Asian stocks were under intense pressure again into the end of the week with the Nikkei down 0.90% to 8757, the Hang Seng fell 0.85%, the Kospi in Korea dropped 0.52% while in Singapore the Straits Times was fell a more benign 0.09%.
Our own All Ords yesterday fell 0.44% on Friday to 4482 and it will be interesting to see in today’s trade whether the better Chinese data or the looming Fiscal Cliff dominates trade. My guess is that Asian and Australian trade focus on our region and thus China buoys trade today.

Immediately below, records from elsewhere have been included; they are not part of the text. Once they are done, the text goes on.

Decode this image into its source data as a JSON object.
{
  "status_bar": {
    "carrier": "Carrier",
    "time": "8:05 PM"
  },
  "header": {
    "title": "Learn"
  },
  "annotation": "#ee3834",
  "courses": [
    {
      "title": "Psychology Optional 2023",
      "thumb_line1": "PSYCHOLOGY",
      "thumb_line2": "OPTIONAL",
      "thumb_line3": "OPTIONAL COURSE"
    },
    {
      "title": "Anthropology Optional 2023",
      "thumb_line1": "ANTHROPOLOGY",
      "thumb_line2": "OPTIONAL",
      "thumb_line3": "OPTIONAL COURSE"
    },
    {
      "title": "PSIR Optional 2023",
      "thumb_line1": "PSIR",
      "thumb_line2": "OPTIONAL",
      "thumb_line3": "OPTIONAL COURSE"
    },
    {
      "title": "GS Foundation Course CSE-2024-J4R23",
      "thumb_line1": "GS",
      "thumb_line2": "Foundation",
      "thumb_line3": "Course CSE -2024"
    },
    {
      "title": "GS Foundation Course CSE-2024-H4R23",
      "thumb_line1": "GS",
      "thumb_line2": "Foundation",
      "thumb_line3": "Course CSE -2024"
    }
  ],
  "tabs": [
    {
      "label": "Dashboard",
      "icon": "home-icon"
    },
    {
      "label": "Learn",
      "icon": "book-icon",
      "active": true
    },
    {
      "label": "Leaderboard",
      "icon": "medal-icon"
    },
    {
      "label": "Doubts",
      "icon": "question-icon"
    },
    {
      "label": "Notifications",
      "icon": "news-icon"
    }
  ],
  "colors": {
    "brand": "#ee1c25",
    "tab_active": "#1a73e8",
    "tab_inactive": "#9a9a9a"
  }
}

The Euro’s sell off continues – indeed it is accelerating – and looks to have 1.2600 at least written all over it. Sitting just above 1.27 at the moment the Euro is at a two month low and firmly broken the bottom of the range that it had been trading in during that time. It will bounce at some point but I am firmly of the view that Euro is headed substantially lower as both its own troubles and the emergent US strength – just look at the US and European data flow and you will see the “fundamental reason behind this move.
Techincally for the EUR as you can see above it is slipping lower and 2 of my systems are now short (different parameters). Support is at 1.2600 and then below 1.25 at 1.2472 which is the 61.8% retracement of the recent rally. We could see a bounce at some stage but the overall trend looks to be still pointed lower.
Speaking of lower USDJPY traded down to 79.07 before rallying back a little on Friday night to sit at 79.47 this morning. Even with this recent pullback the trend is still up for this one at the moment and the current pullback has a consolidative feel about it.
On other Global FX markets the AUD continues to stand out head and shoulders above the crowd making a low of 1.0358 which was just above my target of 1.0350. As you can see above it is a messy, trendless market for the AUD at the moment and it looks to me that only a move below the 1.0328/38 region would open up further downside as this is a confluence of a number of technical supports.
Crude oil futures had another positive session rising 1.27% to $86.17 BBl, with gold up $5 oz. or 0.29% to $1731. Silver continued to outpace the yellow metal rising 1.11% to $32.66 oz. Copper was lower by 0.61% but my sense is it might do better today with the Chinese data and the Ags were all lower with Soybeans in particular getting pollaxed by the boost in the harvest forecasts which coincided with a break of the bottom of the recent range. At the close of play Soybeans were 3.15% lower and looking weak. Corn was down 0.34% and Wheat off 1.77%.
Datawise The market is going to ebb and flow I think with the expectations and movements in view about the fiscal cliff and any resolution or not. But on the data today we have the release of home loan data in Australia and GDP data from Japan. In France it is Armistice day, in the US Veteran’s day so things might be a little slow over the next 24 hours
Thoughts, comments, queries together with frank and fearless feedback all welcome. I’m happy to answer questions or comments on the comment stream wherever I can. I’m also on Twitter @gregorymckenna
NB: Please note all references to rates above are approximate and should not be used for trade reference.